Consumers increasingly rely on the web to access digital content and services. If you look at your website's analytics, you can probably see this story playing out in your own data. Consumers are also more demanding than they've ever been, and when they experience your website, they aren't only comparing you with your competitors, they're rating you against the best-in-class services they use every day.
This post rounds up some of the research that has been done on the relationship between performance and business success, and why speed is one of the defining factors in how successful online ventures can be.
Performance is about retaining users
Thanks to the collaboration with Google and the introduction of LCP as the main KPI for page performance, it was possible to significantly improve the customer experience of our ecommerce.Vodafone
Performance plays a vital role in the success of any online venture. Websites that load quickly and respond to user input in a timely fashion engage and retain users better than websites that are slow to load, and feel sluggish.
At Google, we have spent considerable time and effort defining a set of user-centric performance metrics known as Core Web Vitals. While there are many Core Web Vitals case studies on this website highlighting the connection between performance and business outcomes, here are a couple for you to consider:
- How The Economic Times passed Core Web Vitals thresholds and achieved an overall 43% better bounce rate
- How Renault improved its bounce and conversion rates by measuring and optimizing Largest Contentful Paint
Studies have also shown the negative impact that poor performance can have on business outcomes. As an example, the BBC found they lost an additional 10% of users for every additional second their site took to load. If you care about retaining users, then you should be focusing on performance!
Performance is about improving conversions

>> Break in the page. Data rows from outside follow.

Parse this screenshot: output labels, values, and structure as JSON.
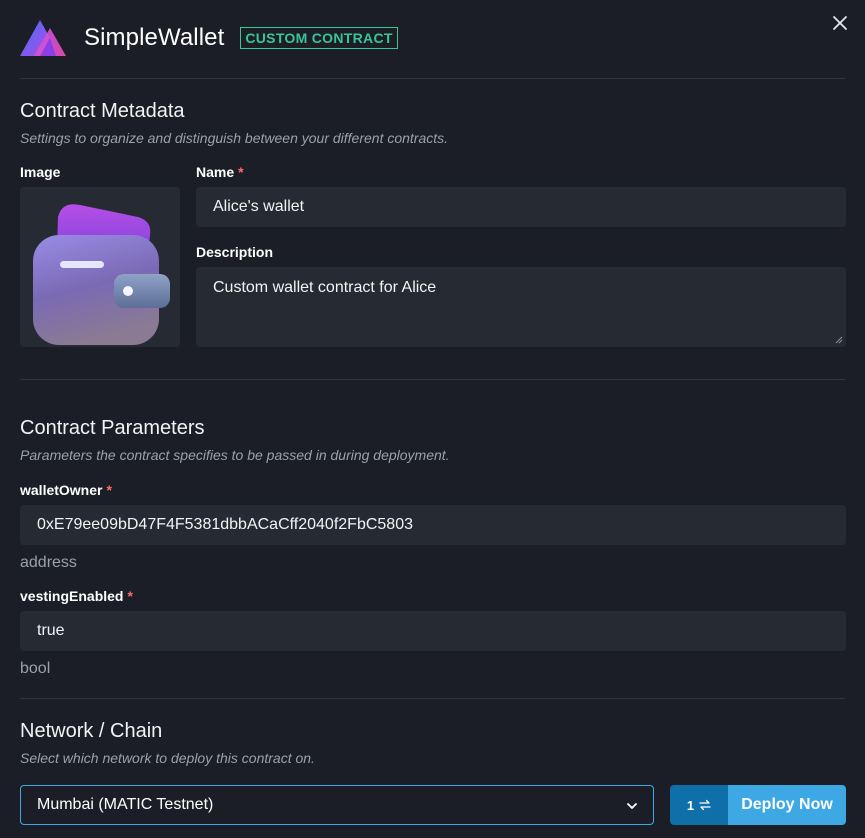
{
  "header": {
    "title": "SimpleWallet",
    "badge": "CUSTOM CONTRACT",
    "logo_icon": "thirdweb-logo-icon",
    "close_icon": "close-icon"
  },
  "metadata": {
    "title": "Contract Metadata",
    "subtitle": "Settings to organize and distinguish between your different contracts.",
    "image_label": "Image",
    "image_icon": "wallet-icon",
    "name_label": "Name",
    "name_value": "Alice's wallet",
    "description_label": "Description",
    "description_value": "Custom wallet contract for Alice"
  },
  "parameters": {
    "title": "Contract Parameters",
    "subtitle": "Parameters the contract specifies to be passed in during deployment.",
    "fields": [
      {
        "label": "walletOwner",
        "value": "0xE79ee09bD47F4F5381dbbACaCff2040f2FbC5803",
        "type": "address"
      },
      {
        "label": "vestingEnabled",
        "value": "true",
        "type": "bool"
      }
    ]
  },
  "required_marker": "*",
  "network": {
    "title": "Network / Chain",
    "subtitle": "Select which network to deploy this contract on.",
    "selected": "Mumbai (MATIC Testnet)",
    "chevron_icon": "chevron-down-icon",
    "batch_count": "1",
    "batch_icon": "swap-arrows-icon",
    "deploy_label": "Deploy Now"
  },
  "colors": {
    "background": "#1b1e26",
    "input_bg": "#262a33",
    "accent_green": "#3ac49a",
    "accent_blue": "#3ea8e5",
    "required_red": "#ff6b6b"
  }
}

While retaining users is crucial to improving conversions, performance can also have a material effect on whether your website's users follow through. Slow sites have a negative impact on revenue, and fast sites are shown to increase conversion rates and improve business outcomes, as these select case studies can attest to:
- How Rakuten 24's investment in Core Web Vitals increased revenue per visitor by 53.37% and conversion rate by 33.13%
- Vodafone: A 31% improvement in LCP increased sales by 8%
- How redBus improved their website's Interaction to Next Paint (INP) and increased sales by 7%
The relationship between performance and business outcomes is clear: if you have an online business, performance is something you should be prioritizing if you're not already—it's likely that your competitors are!
Performance is about the user experience
Performance isn't just about business outcomes. When it comes to the user experience, speed matters. A consumer study showed that the stress response to delays in page speed are similar to that of watching a horror movie or solving a mathematical problem, and greater than waiting in a checkout line at a retail store.
As a page begins to load, there's a period of time where users wait for content to appear. Until this happens, there's no user experience to speak of. This lack of an experience is fleeting on fast connections. On slower connections, however, users are forced to wait. Users may experience more challenges as page resources slowly trickle in.
Performance is a foundational aspect of good user experiences. When sites ship lots of code, browsers must use megabytes of the user's data plan to download it. Mobile devices in particular have limited CPU power and memory. This can create poor performance conditions, and—knowing human behavior—people can only tolerate adverse conditions on a website for so long before abandoning it.
Get started with improving your website's performance
Now that you know the real costs of websites that fail to engage and retain users, you're likely ready to do what it takes to make your website faster so that you can achieve your goals. Learn Performance is a course that is designed to help those new to web performance, and goes through the fundamentals of improving performance by covering a variety of topics.
If you're ready to Learn Performance, then your journey starts by learning the general considerations of HTML and performance. From there, additional modules delve further into performance as it pertains to a number of different aspects of web development. By the time you reach the end of this course, you'll have what it takes to make your corner of the web faster for all who use it!